[Letters] No longer peripheralIn response to the article on Nov. 11, “A generation fights to reform adoption laws”, I write from the perspective of a Korean adoptee returning to my country of birth in the hopes of being reunited with my birth family.
Adoption agencies are seen as the bridge between adoptive families and adoptees and the birth family. They work to provide a prospective adoptee with the best possible adoptive family and prepare the child for an imminent adoption. In regards to the post-adoption process, many agencies assist adoptees, but it is an area severely lacking a consistent and cohesive framework due to the current adoption laws.
As a Korean adoptee, in retrospect I am grateful for the organization of my adoption, one of the better established and renowned adoption agencies in South Korea. But having started the post-adoption process almost five months ago, I lack confidence in the agency’s ability to fulfill my wish to be reunited with my birth family. I am still waiting for an outcome.
As an adopted child, I was stripped of my Korean citizenship and my Korean heritage, having no rights. In effect I have been “raped” of my heritage by organizations, who should have protected me, with the government being essentially complicit. With a strong longing to recoup my Korean heritage, I am seen as a foreigner, someone who cannot speak the language and who cannot understand the culture.

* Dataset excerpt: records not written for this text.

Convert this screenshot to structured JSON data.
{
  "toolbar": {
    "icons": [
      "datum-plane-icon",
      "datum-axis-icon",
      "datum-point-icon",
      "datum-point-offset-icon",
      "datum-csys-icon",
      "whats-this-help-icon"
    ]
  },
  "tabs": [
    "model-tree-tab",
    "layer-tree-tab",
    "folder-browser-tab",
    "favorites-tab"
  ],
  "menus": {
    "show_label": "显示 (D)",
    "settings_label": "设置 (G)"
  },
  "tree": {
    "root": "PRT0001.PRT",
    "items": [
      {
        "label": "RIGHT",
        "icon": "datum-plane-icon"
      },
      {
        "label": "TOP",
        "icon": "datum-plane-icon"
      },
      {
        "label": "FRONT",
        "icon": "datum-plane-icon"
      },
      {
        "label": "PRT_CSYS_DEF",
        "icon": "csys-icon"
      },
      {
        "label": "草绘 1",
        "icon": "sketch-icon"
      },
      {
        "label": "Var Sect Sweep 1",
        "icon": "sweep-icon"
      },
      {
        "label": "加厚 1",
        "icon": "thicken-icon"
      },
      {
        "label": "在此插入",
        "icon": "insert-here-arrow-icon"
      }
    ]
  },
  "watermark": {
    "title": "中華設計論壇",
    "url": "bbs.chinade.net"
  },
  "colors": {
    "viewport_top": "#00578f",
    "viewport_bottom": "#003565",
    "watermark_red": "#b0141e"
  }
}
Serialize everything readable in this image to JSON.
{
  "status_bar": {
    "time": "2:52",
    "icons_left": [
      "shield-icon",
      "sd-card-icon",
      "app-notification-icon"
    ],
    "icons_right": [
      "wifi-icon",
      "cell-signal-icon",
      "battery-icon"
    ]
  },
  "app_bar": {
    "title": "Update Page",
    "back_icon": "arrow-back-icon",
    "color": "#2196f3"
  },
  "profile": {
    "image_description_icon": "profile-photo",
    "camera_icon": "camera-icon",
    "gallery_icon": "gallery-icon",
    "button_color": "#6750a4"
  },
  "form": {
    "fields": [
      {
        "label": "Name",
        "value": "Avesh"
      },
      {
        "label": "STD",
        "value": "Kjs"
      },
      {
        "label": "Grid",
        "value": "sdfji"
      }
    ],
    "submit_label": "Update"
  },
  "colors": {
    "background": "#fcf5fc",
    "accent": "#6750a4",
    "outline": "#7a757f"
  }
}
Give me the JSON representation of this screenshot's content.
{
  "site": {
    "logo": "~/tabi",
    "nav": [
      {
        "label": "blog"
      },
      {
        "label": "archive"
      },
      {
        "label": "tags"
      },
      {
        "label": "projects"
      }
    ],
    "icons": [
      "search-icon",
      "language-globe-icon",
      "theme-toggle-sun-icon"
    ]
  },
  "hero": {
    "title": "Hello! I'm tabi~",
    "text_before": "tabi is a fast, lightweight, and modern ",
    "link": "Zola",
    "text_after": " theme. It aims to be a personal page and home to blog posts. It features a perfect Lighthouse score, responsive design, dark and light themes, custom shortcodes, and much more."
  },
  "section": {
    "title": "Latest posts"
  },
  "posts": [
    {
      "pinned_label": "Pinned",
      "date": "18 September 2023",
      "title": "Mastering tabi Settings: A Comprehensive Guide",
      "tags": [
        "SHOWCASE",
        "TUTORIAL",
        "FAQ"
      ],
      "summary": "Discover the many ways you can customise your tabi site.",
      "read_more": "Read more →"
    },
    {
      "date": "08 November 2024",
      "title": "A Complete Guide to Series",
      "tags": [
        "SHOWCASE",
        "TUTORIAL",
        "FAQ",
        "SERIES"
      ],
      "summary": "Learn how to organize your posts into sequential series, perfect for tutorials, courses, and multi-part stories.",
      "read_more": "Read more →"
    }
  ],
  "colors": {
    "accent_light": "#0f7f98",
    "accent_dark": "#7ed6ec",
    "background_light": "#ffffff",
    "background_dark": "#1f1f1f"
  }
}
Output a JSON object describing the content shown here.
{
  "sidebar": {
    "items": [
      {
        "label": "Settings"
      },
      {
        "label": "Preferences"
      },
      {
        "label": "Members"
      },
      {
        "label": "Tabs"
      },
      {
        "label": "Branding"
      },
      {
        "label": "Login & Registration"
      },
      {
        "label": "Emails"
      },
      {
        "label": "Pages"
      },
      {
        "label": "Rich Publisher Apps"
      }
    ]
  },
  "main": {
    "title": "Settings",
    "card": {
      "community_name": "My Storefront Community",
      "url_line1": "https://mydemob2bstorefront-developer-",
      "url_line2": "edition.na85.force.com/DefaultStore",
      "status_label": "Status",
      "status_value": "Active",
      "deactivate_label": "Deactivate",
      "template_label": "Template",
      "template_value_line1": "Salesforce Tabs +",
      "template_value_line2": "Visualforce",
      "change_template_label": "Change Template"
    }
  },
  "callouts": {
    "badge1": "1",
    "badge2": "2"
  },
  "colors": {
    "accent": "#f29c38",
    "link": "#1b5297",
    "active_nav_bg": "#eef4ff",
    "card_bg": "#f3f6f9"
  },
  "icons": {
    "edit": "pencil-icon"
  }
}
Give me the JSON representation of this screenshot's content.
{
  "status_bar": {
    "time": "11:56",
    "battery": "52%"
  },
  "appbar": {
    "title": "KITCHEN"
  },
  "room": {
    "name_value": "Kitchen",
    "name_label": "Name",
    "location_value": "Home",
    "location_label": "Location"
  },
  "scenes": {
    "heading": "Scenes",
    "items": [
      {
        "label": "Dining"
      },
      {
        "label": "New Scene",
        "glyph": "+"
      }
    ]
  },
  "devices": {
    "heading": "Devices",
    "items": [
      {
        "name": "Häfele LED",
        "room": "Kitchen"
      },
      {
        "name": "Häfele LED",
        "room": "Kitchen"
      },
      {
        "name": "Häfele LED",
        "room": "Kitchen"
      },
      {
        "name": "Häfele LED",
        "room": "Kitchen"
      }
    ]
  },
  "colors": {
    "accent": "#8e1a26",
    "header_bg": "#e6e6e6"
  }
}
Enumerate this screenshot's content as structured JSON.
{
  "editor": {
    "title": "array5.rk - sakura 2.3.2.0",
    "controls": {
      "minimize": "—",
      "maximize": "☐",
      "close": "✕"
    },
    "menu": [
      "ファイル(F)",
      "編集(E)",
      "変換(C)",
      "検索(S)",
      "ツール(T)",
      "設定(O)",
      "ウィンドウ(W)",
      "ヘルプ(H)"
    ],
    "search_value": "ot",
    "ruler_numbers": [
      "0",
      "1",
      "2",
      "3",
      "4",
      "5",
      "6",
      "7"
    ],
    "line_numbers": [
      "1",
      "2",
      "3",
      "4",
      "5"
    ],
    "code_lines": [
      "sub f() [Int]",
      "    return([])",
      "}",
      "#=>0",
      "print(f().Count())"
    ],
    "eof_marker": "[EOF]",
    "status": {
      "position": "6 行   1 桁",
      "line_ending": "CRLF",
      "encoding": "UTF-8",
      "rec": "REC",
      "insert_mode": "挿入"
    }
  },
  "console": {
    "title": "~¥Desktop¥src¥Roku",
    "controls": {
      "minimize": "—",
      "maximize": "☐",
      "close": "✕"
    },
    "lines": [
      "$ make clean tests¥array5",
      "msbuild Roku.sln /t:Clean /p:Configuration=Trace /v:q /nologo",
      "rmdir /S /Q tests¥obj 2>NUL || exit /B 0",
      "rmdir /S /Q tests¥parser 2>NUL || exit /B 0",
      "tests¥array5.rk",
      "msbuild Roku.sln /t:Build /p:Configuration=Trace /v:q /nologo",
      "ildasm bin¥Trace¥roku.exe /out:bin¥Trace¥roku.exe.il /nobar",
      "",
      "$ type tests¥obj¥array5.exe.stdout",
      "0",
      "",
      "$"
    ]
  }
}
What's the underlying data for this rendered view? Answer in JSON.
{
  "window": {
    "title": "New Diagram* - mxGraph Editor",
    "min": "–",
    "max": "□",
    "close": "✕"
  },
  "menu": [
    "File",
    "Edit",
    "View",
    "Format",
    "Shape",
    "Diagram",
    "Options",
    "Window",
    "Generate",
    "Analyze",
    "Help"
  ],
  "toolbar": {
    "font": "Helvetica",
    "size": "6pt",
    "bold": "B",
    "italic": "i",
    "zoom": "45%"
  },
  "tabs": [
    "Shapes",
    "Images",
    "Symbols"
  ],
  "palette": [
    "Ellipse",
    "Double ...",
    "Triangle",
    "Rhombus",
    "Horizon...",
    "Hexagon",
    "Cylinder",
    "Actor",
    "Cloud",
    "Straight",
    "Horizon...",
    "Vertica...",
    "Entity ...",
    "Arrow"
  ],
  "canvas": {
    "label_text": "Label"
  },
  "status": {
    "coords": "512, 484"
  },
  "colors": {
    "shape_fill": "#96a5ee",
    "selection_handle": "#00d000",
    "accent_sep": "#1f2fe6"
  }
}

I have no regrets about being raised in another country, as I believe blood has been arbitrary in terms of my upbringing. But I am ashamed and bewildered, returning to my country of birth and experiencing the feeling that I am not wanted and don’t belong, feelings I am not alien to.
Despite my stoicism in locating my birth family, I can’t help surrendering to the bleak statistic of 2.7 percent of adoptees being reunited with their birth families. I sense that this is due to a combination of false records and misinterpreted information, a strong air of face saving on the part of adoption agencies and the negative atmosphere and stigma associated with abandoned and adopted Korean children. I appreciate the work and activism of adoptee rights and community groups as they essentially give the majority of adoptees a voice, where the vested interests of government groups and adoption agencies are silent, in terms of adoptee rights.
During my post-adoption experience, I have been exposed to a lack of professionalism, with completed post-adoption documents being misplaced by the adoption agency, forcing me to resend my documents. Furthermore the communication with the adoption agency has been deficient as my barrage of e-mails regarding updates about my search has been met with a deafening silence.
I pray that reforms to the adoption laws in Korea improve adoptees’ access to information and records relating to their adoption. I continue to wait with bated breath about any news about my birth family. As long as the adoptee is seen as a peripheral part of the adoption process, then we will continue to wait in darkness.